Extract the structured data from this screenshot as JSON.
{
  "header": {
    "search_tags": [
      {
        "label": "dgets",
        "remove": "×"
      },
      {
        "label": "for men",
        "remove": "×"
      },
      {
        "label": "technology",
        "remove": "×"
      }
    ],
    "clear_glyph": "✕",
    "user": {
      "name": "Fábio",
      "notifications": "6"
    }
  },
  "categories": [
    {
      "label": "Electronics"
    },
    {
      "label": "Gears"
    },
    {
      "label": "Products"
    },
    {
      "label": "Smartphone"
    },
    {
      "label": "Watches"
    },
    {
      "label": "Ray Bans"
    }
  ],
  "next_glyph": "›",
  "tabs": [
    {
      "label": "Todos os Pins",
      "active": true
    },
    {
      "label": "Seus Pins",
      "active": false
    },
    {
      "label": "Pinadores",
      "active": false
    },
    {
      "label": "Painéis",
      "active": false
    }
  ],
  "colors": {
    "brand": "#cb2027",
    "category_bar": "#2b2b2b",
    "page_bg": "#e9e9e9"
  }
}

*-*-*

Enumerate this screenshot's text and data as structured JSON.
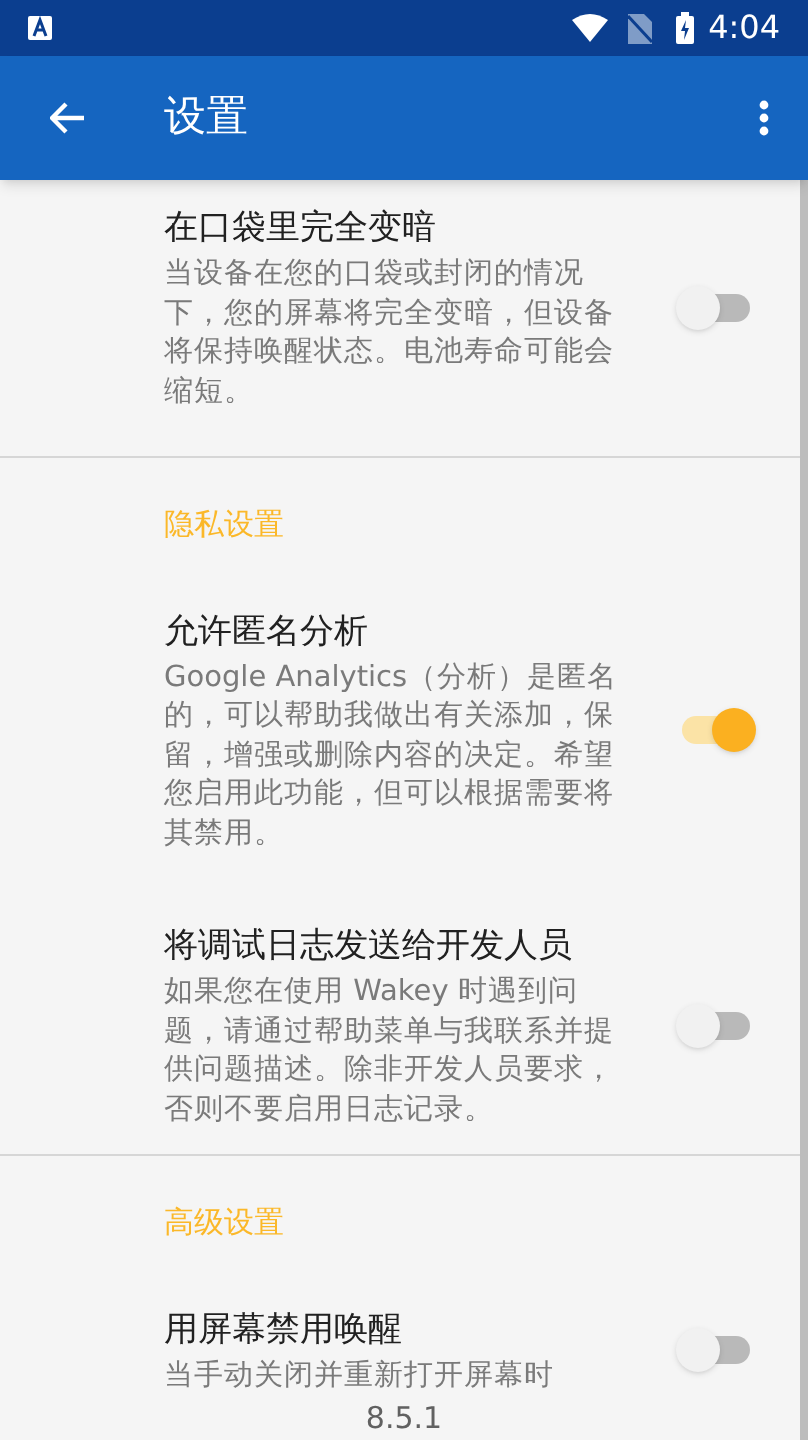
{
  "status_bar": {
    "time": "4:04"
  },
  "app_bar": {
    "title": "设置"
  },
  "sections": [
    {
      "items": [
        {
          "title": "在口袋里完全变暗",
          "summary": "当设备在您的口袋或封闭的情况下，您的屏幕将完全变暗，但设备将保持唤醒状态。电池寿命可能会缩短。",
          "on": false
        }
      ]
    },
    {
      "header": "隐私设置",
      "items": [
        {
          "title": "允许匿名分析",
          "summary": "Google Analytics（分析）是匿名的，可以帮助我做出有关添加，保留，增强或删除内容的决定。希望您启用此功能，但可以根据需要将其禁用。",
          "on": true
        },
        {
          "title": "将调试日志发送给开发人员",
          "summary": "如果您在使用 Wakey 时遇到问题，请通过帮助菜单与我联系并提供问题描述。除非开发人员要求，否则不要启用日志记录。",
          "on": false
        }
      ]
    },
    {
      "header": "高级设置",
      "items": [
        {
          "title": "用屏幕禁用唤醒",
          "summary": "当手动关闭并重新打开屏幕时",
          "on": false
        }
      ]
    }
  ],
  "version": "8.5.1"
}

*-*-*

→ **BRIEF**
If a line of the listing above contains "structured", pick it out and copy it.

→ **TASK RESULT**
Extract the structured data from this screenshot as JSON.
Enumerate this screenshot's text and data as structured JSON.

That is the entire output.